Goal of the exercise: Restate the following data in its entirety, word for word and without images.

Data to examine:
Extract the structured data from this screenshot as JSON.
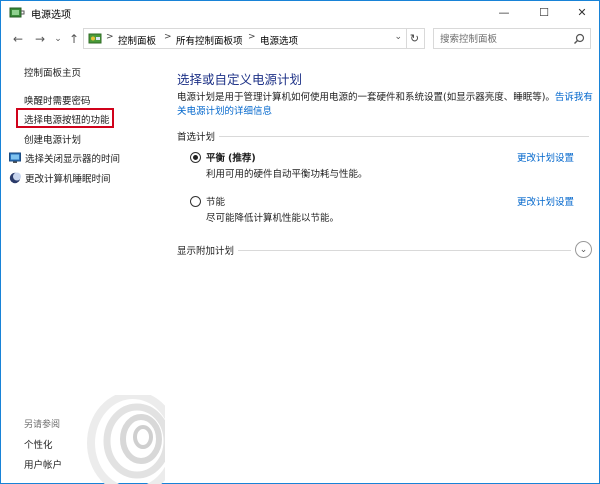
{
  "window": {
    "title": "电源选项",
    "controls": {
      "minimize": "—",
      "maximize": "☐",
      "close": "✕"
    }
  },
  "address": {
    "back": "←",
    "forward": "→",
    "dropdown": "⌄",
    "up": "↑",
    "breadcrumbs": [
      "控制面板",
      "所有控制面板项",
      "电源选项"
    ],
    "separator": ">",
    "refresh": "↻",
    "search_placeholder": "搜索控制面板"
  },
  "sidebar": {
    "home_link": "控制面板主页",
    "links": [
      "唤醒时需要密码",
      "选择电源按钮的功能",
      "创建电源计划"
    ],
    "icon_links": [
      {
        "label": "选择关闭显示器的时间",
        "icon": "monitor-icon"
      },
      {
        "label": "更改计算机睡眠时间",
        "icon": "moon-icon"
      }
    ],
    "see_also": {
      "heading": "另请参阅",
      "links": [
        "个性化",
        "用户帐户"
      ]
    }
  },
  "main": {
    "title": "选择或自定义电源计划",
    "description": "电源计划是用于管理计算机如何使用电源的一套硬件和系统设置(如显示器亮度、睡眠等)。",
    "description_link": "告诉我有关电源计划的详细信息",
    "preferred_heading": "首选计划",
    "plans": [
      {
        "name": "平衡",
        "tag": "(推荐)",
        "desc": "利用可用的硬件自动平衡功耗与性能。",
        "selected": true,
        "link": "更改计划设置"
      },
      {
        "name": "节能",
        "tag": "",
        "desc": "尽可能降低计算机性能以节能。",
        "selected": false,
        "link": "更改计划设置"
      }
    ],
    "additional_heading": "显示附加计划"
  },
  "colors": {
    "link": "#0066cc",
    "title": "#1e3287",
    "highlight": "#d0021b",
    "window_border": "#1883d7"
  }
}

Solution to this task:
Extract the structured data from this screenshot as JSON.
{
  "window": {
    "title": "电源选项",
    "controls": {
      "minimize": "—",
      "maximize": "☐",
      "close": "✕"
    }
  },
  "address": {
    "back": "←",
    "forward": "→",
    "dropdown": "⌄",
    "up": "↑",
    "breadcrumbs": [
      "控制面板",
      "所有控制面板项",
      "电源选项"
    ],
    "separator": ">",
    "refresh": "↻",
    "search_placeholder": "搜索控制面板"
  },
  "sidebar": {
    "home_link": "控制面板主页",
    "links": [
      "唤醒时需要密码",
      "选择电源按钮的功能",
      "创建电源计划"
    ],
    "icon_links": [
      {
        "label": "选择关闭显示器的时间",
        "icon": "monitor-icon"
      },
      {
        "label": "更改计算机睡眠时间",
        "icon": "moon-icon"
      }
    ],
    "see_also": {
      "heading": "另请参阅",
      "links": [
        "个性化",
        "用户帐户"
      ]
    }
  },
  "main": {
    "title": "选择或自定义电源计划",
    "description": "电源计划是用于管理计算机如何使用电源的一套硬件和系统设置(如显示器亮度、睡眠等)。",
    "description_link": "告诉我有关电源计划的详细信息",
    "preferred_heading": "首选计划",
    "plans": [
      {
        "name": "平衡",
        "tag": "(推荐)",
        "desc": "利用可用的硬件自动平衡功耗与性能。",
        "selected": true,
        "link": "更改计划设置"
      },
      {
        "name": "节能",
        "tag": "",
        "desc": "尽可能降低计算机性能以节能。",
        "selected": false,
        "link": "更改计划设置"
      }
    ],
    "additional_heading": "显示附加计划"
  },
  "colors": {
    "link": "#0066cc",
    "title": "#1e3287",
    "highlight": "#d0021b",
    "window_border": "#1883d7"
  }
}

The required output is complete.